WHAT THIS TASK INVOLVES
Please write out all of the entries beneath this line exactly, skipping the pictures.

*** DATA FOR REVIEW ***

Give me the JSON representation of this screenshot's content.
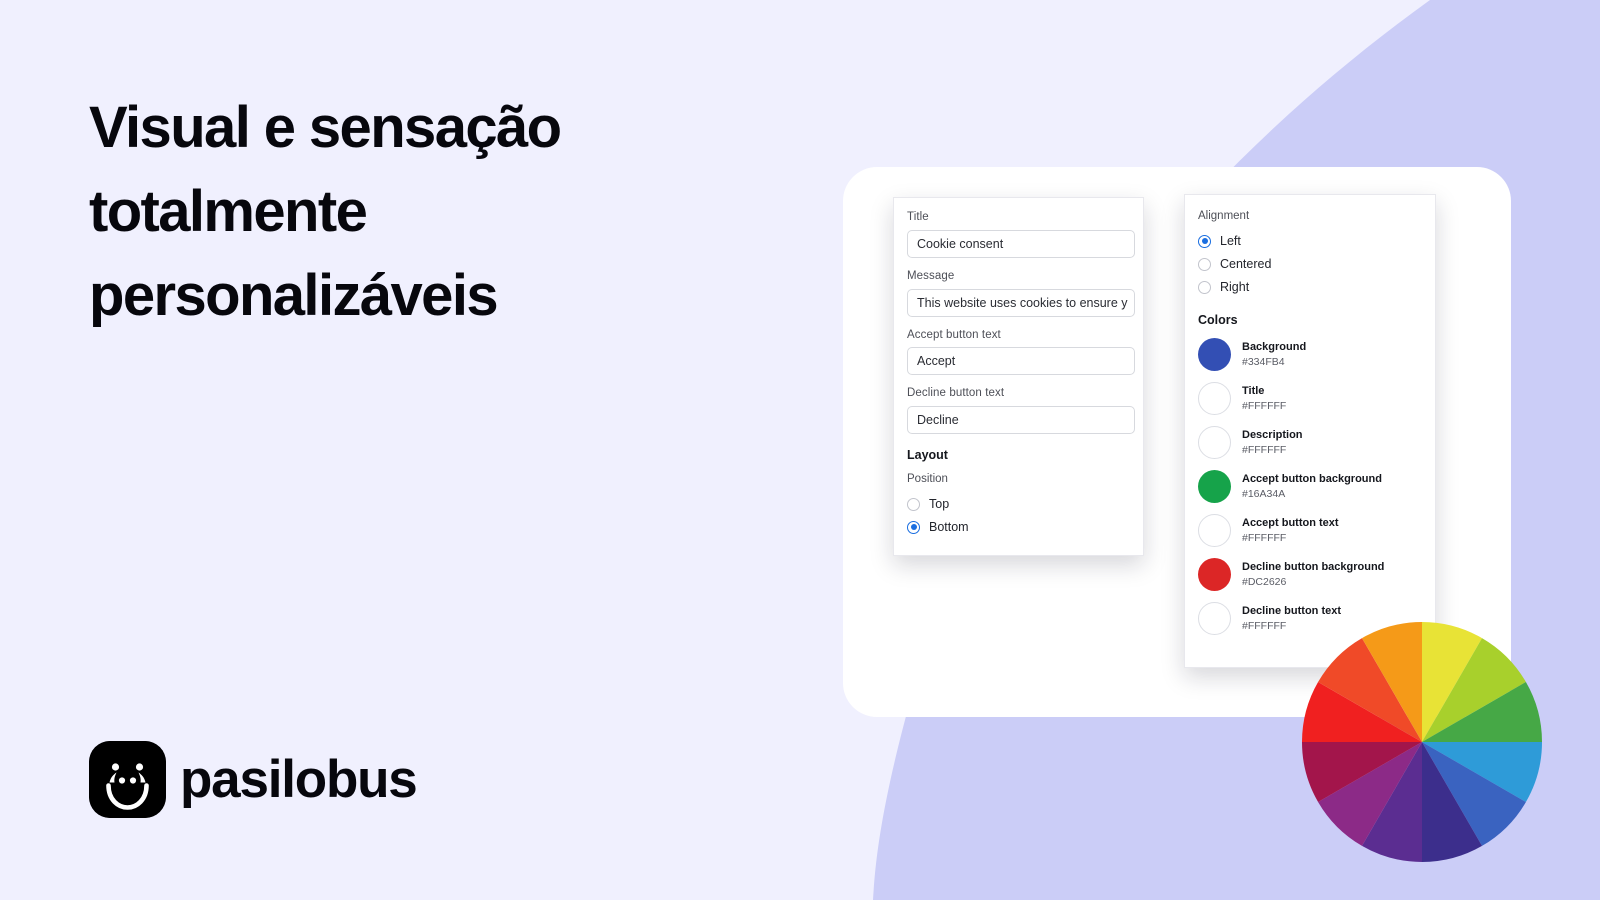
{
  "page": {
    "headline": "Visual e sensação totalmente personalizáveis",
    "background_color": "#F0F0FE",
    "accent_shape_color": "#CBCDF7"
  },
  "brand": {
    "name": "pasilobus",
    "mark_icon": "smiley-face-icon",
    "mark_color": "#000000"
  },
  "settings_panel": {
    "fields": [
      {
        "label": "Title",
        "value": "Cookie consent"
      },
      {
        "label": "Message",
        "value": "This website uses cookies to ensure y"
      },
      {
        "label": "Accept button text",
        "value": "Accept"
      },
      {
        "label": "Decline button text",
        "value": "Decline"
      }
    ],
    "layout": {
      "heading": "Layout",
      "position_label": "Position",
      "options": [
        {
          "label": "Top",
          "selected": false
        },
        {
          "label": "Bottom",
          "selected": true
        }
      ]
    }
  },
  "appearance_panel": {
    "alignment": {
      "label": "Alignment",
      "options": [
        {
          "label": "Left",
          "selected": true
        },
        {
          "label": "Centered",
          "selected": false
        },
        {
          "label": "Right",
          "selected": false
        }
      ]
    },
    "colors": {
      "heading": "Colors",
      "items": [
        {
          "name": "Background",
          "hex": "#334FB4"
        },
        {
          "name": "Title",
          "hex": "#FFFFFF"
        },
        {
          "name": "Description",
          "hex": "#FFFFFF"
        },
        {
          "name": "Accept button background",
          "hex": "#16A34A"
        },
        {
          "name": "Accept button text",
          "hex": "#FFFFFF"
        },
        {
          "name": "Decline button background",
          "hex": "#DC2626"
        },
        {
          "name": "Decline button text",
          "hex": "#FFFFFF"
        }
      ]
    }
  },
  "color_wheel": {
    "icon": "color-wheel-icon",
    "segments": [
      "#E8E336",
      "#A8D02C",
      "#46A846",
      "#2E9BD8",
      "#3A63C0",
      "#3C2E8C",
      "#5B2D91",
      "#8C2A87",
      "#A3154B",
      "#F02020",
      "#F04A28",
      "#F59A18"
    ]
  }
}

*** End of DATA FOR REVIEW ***

EXERCISE RESPONSE
Give me the JSON representation of this screenshot's content.
{
  "page": {
    "headline": "Visual e sensação totalmente personalizáveis",
    "background_color": "#F0F0FE",
    "accent_shape_color": "#CBCDF7"
  },
  "brand": {
    "name": "pasilobus",
    "mark_icon": "smiley-face-icon",
    "mark_color": "#000000"
  },
  "settings_panel": {
    "fields": [
      {
        "label": "Title",
        "value": "Cookie consent"
      },
      {
        "label": "Message",
        "value": "This website uses cookies to ensure y"
      },
      {
        "label": "Accept button text",
        "value": "Accept"
      },
      {
        "label": "Decline button text",
        "value": "Decline"
      }
    ],
    "layout": {
      "heading": "Layout",
      "position_label": "Position",
      "options": [
        {
          "label": "Top",
          "selected": false
        },
        {
          "label": "Bottom",
          "selected": true
        }
      ]
    }
  },
  "appearance_panel": {
    "alignment": {
      "label": "Alignment",
      "options": [
        {
          "label": "Left",
          "selected": true
        },
        {
          "label": "Centered",
          "selected": false
        },
        {
          "label": "Right",
          "selected": false
        }
      ]
    },
    "colors": {
      "heading": "Colors",
      "items": [
        {
          "name": "Background",
          "hex": "#334FB4"
        },
        {
          "name": "Title",
          "hex": "#FFFFFF"
        },
        {
          "name": "Description",
          "hex": "#FFFFFF"
        },
        {
          "name": "Accept button background",
          "hex": "#16A34A"
        },
        {
          "name": "Accept button text",
          "hex": "#FFFFFF"
        },
        {
          "name": "Decline button background",
          "hex": "#DC2626"
        },
        {
          "name": "Decline button text",
          "hex": "#FFFFFF"
        }
      ]
    }
  },
  "color_wheel": {
    "icon": "color-wheel-icon",
    "segments": [
      "#E8E336",
      "#A8D02C",
      "#46A846",
      "#2E9BD8",
      "#3A63C0",
      "#3C2E8C",
      "#5B2D91",
      "#8C2A87",
      "#A3154B",
      "#F02020",
      "#F04A28",
      "#F59A18"
    ]
  }
}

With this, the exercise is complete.